§ PROBLEM REQUIREMENTS: Among the lines below, return each one that contains the word "Maintain".

§ GIVEN RECORDS:
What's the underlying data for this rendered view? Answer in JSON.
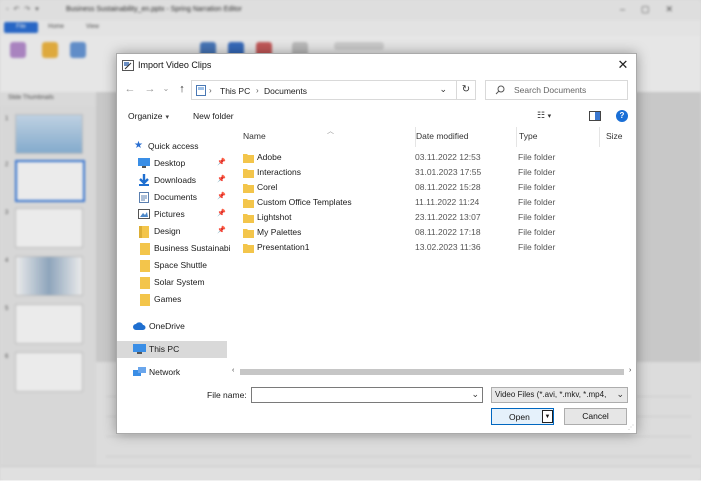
{
  "background_app": {
    "title": "Business Sustainability_en.pptx - Spring Narration Editor",
    "ribbon_tabs": [
      "File",
      "Home",
      "View"
    ],
    "panel_title": "Slide Thumbnails",
    "slide_numbers": [
      "1",
      "2",
      "3",
      "4",
      "5",
      "6"
    ]
  },
  "dialog": {
    "title": "Import Video Clips",
    "close_label": "✕",
    "address": {
      "crumbs": [
        "This PC",
        "Documents"
      ]
    },
    "search_placeholder": "Search Documents",
    "toolbar": {
      "organize": "Organize",
      "new_folder": "New folder",
      "help": "?"
    },
    "nav": {
      "quick_access": "Quick access",
      "pinned": [
        {
          "label": "Desktop",
          "icon": "desktop-icon"
        },
        {
          "label": "Downloads",
          "icon": "download-icon"
        },
        {
          "label": "Documents",
          "icon": "document-icon"
        },
        {
          "label": "Pictures",
          "icon": "pictures-icon"
        },
        {
          "label": "Design",
          "icon": "folder-icon"
        }
      ],
      "folders": [
        "Business Sustainabi",
        "Space Shuttle",
        "Solar System",
        "Games"
      ],
      "onedrive": "OneDrive",
      "this_pc": "This PC",
      "network": "Network"
    },
    "columns": {
      "name": "Name",
      "date_modified": "Date modified",
      "type": "Type",
      "size": "Size"
    },
    "files": [
      {
        "name": "Adobe",
        "date": "03.11.2022 12:53",
        "type": "File folder"
      },
      {
        "name": "Interactions",
        "date": "31.01.2023 17:55",
        "type": "File folder"
      },
      {
        "name": "Corel",
        "date": "08.11.2022 15:28",
        "type": "File folder"
      },
      {
        "name": "Custom Office Templates",
        "date": "11.11.2022 11:24",
        "type": "File folder"
      },
      {
        "name": "Lightshot",
        "date": "23.11.2022 13:07",
        "type": "File folder"
      },
      {
        "name": "My Palettes",
        "date": "08.11.2022 17:18",
        "type": "File folder"
      },
      {
        "name": "Presentation1",
        "date": "13.02.2023 11:36",
        "type": "File folder"
      }
    ],
    "file_name_label": "File name:",
    "file_name_value": "",
    "filter_value": "Video Files (*.avi, *.mkv, *.mp4,",
    "open_label": "Open",
    "cancel_label": "Cancel",
    "colors": {
      "accent": "#0067c0",
      "folder": "#f3c54b",
      "selection": "#d9d9d9"
    }
  }
}
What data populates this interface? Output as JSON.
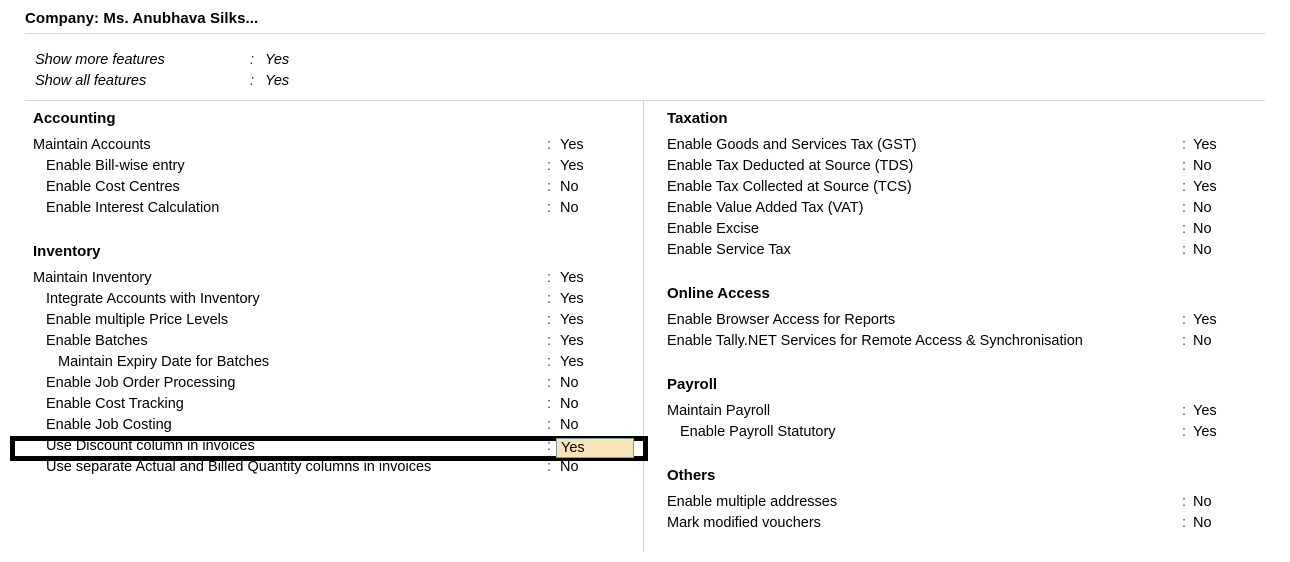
{
  "header": {
    "company_title": "Company: Ms. Anubhava Silks..."
  },
  "global_toggles": [
    {
      "label": "Show more features",
      "separator": ":",
      "value": "Yes"
    },
    {
      "label": "Show all features",
      "separator": ":",
      "value": "Yes"
    }
  ],
  "left_column": {
    "sections": [
      {
        "title": "Accounting",
        "options": [
          {
            "label": "Maintain Accounts",
            "separator": ":",
            "value": "Yes",
            "indent": 0
          },
          {
            "label": "Enable Bill-wise entry",
            "separator": ":",
            "value": "Yes",
            "indent": 1
          },
          {
            "label": "Enable Cost Centres",
            "separator": ":",
            "value": "No",
            "indent": 1
          },
          {
            "label": "Enable Interest Calculation",
            "separator": ":",
            "value": "No",
            "indent": 1
          }
        ]
      },
      {
        "title": "Inventory",
        "options": [
          {
            "label": "Maintain Inventory",
            "separator": ":",
            "value": "Yes",
            "indent": 0
          },
          {
            "label": "Integrate Accounts with Inventory",
            "separator": ":",
            "value": "Yes",
            "indent": 1
          },
          {
            "label": "Enable multiple Price Levels",
            "separator": ":",
            "value": "Yes",
            "indent": 1
          },
          {
            "label": "Enable Batches",
            "separator": ":",
            "value": "Yes",
            "indent": 1
          },
          {
            "label": "Maintain Expiry Date for Batches",
            "separator": ":",
            "value": "Yes",
            "indent": 2
          },
          {
            "label": "Enable Job Order Processing",
            "separator": ":",
            "value": "No",
            "indent": 1
          },
          {
            "label": "Enable Cost Tracking",
            "separator": ":",
            "value": "No",
            "indent": 1
          },
          {
            "label": "Enable Job Costing",
            "separator": ":",
            "value": "No",
            "indent": 1
          },
          {
            "label": "Use Discount column in invoices",
            "separator": ":",
            "value": "Yes",
            "indent": 1,
            "focused": true
          },
          {
            "label": "Use separate Actual and Billed Quantity columns in invoices",
            "separator": ":",
            "value": "No",
            "indent": 1
          }
        ]
      }
    ]
  },
  "right_column": {
    "sections": [
      {
        "title": "Taxation",
        "options": [
          {
            "label": "Enable Goods and Services Tax (GST)",
            "separator": ":",
            "value": "Yes",
            "indent": 0
          },
          {
            "label": "Enable Tax Deducted at Source (TDS)",
            "separator": ":",
            "value": "No",
            "indent": 0
          },
          {
            "label": "Enable Tax Collected at Source (TCS)",
            "separator": ":",
            "value": "Yes",
            "indent": 0
          },
          {
            "label": "Enable Value Added Tax (VAT)",
            "separator": ":",
            "value": "No",
            "indent": 0
          },
          {
            "label": "Enable Excise",
            "separator": ":",
            "value": "No",
            "indent": 0
          },
          {
            "label": "Enable Service Tax",
            "separator": ":",
            "value": "No",
            "indent": 0
          }
        ]
      },
      {
        "title": "Online Access",
        "options": [
          {
            "label": "Enable Browser Access for Reports",
            "separator": ":",
            "value": "Yes",
            "indent": 0
          },
          {
            "label": "Enable Tally.NET Services for Remote Access & Synchronisation",
            "separator": ":",
            "value": "No",
            "indent": 0
          }
        ]
      },
      {
        "title": "Payroll",
        "options": [
          {
            "label": "Maintain Payroll",
            "separator": ":",
            "value": "Yes",
            "indent": 0
          },
          {
            "label": "Enable Payroll Statutory",
            "separator": ":",
            "value": "Yes",
            "indent": 1
          }
        ]
      },
      {
        "title": "Others",
        "options": [
          {
            "label": "Enable multiple addresses",
            "separator": ":",
            "value": "No",
            "indent": 0
          },
          {
            "label": "Mark modified vouchers",
            "separator": ":",
            "value": "No",
            "indent": 0
          }
        ]
      }
    ]
  },
  "focused_field": {
    "value": "Yes",
    "background_color": "#fae4b7",
    "border_color": "#7ba099",
    "outline_color": "#000000"
  }
}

§ SOLUTION TO THE EXERCISE:
            "label": "Maintain Accounts",
            "label": "Maintain Inventory",
            "label": "Maintain Expiry Date for Batches",
            "label": "Maintain Payroll",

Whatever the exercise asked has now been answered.